1 Corinthians 15:20-23 “But now Christ is risen from the dead, and has become the firstfruits of those who have fallen asleep. For since by man came death, by Man also came the resurrection of the dead. For as in Adam all die, even so in Christ all shall be made alive. But each one in his own order: Christ the firstfruits, afterward those who are Christ’s at His coming.”
While skeptics accuse believers of checking our minds at the door of the church, we have a much better option. Jesus said that He came to fulfill the law and the prophets and that is exactly what He did. In addition to the complete fulfillment of Passover, Jesus fulfilled more than 300 prophecies in His first coming alone.[iii] We can look forward to the fulfillment of many more at His return.
“Everything in the Torah (or the Pentateuch, the Five Books of Moses) has a prophetic as well as historical significance and merits our careful attention. Jesus indicated this in Matthew 5:17, ‘Think not that I am come to destroy the Torah, or the prophets: I am not come to destroy, but to fulfill.’ Paul also emphasized this in Romans 15:4, ‘For whatsoever things were written aforetime were written for our learning. . .’ The New Testament is in the Old Testament concealed; the Old Testament is in the New Testament revealed.” ~ Chuck Missler[iv]
Blog authored by Cindy Koen
[i] – http://www.hebrew4christians.com/Holidays/Spring_Holidays/Shabbat_HaGadol/shabbat_hagadol.html
[ii] – http://www.hebrew4christians.com/Holidays/Spring_Holidays/First_Fruits/first_fruits.html, http://www.jesuschrist.com/jesus-christ-was-crucified-on-wednesday-not-friday/,

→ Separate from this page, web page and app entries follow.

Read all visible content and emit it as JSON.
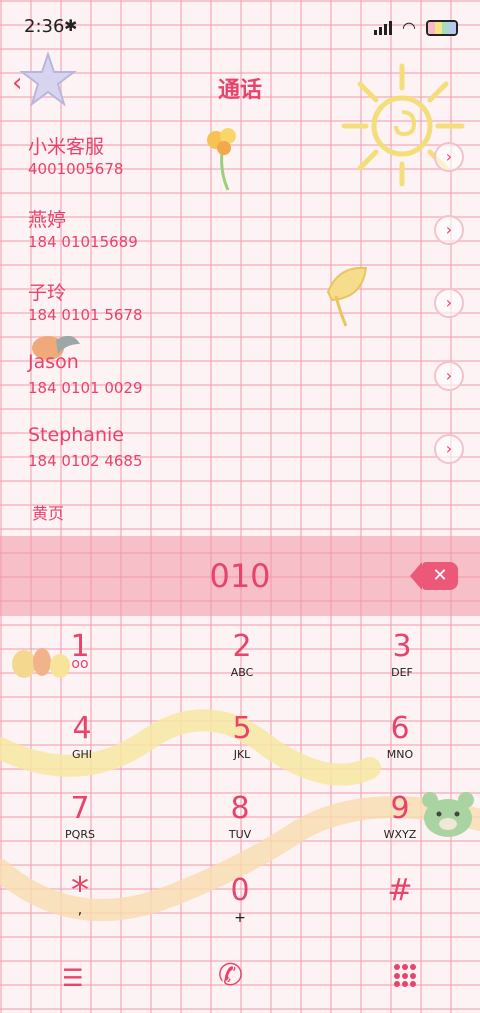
{
  "status": {
    "time": "2:36",
    "bluetooth_icon": "bluetooth-icon",
    "signal_icon": "signal-icon",
    "wifi_icon": "wifi-icon",
    "battery_icon": "battery-icon"
  },
  "header": {
    "title": "通话",
    "back_icon": "back-chevron-icon"
  },
  "contacts": [
    {
      "name": "小米客服",
      "number": "4001005678"
    },
    {
      "name": "燕婷",
      "number": "184 01015689"
    },
    {
      "name": "子玲",
      "number": "184 0101 5678"
    },
    {
      "name": "Jason",
      "number": "184 0101 0029"
    },
    {
      "name": "Stephanie",
      "number": "184 0102 4685"
    }
  ],
  "yellow_pages": "黄页",
  "dial": {
    "value": "010",
    "delete_icon": "backspace-icon"
  },
  "keys": [
    {
      "digit": "1",
      "letters": "oo"
    },
    {
      "digit": "2",
      "letters": "ABC"
    },
    {
      "digit": "3",
      "letters": "DEF"
    },
    {
      "digit": "4",
      "letters": "GHI"
    },
    {
      "digit": "5",
      "letters": "JKL"
    },
    {
      "digit": "6",
      "letters": "MNO"
    },
    {
      "digit": "7",
      "letters": "PQRS"
    },
    {
      "digit": "8",
      "letters": "TUV"
    },
    {
      "digit": "9",
      "letters": "WXYZ"
    },
    {
      "digit": "*",
      "letters": ","
    },
    {
      "digit": "0",
      "letters": "+"
    },
    {
      "digit": "#",
      "letters": ""
    }
  ],
  "bottom": {
    "menu_icon": "menu-icon",
    "call_icon": "phone-call-icon",
    "keypad_icon": "keypad-icon"
  },
  "colors": {
    "accent": "#e8436b",
    "dialbar": "#f296a5",
    "background": "#fdf3f4"
  }
}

[iii] – http://www.accordingtothescriptures.org/prophecy/353prophecies.html
[iv] – http://www.khouse.org/articles/1995/105/print/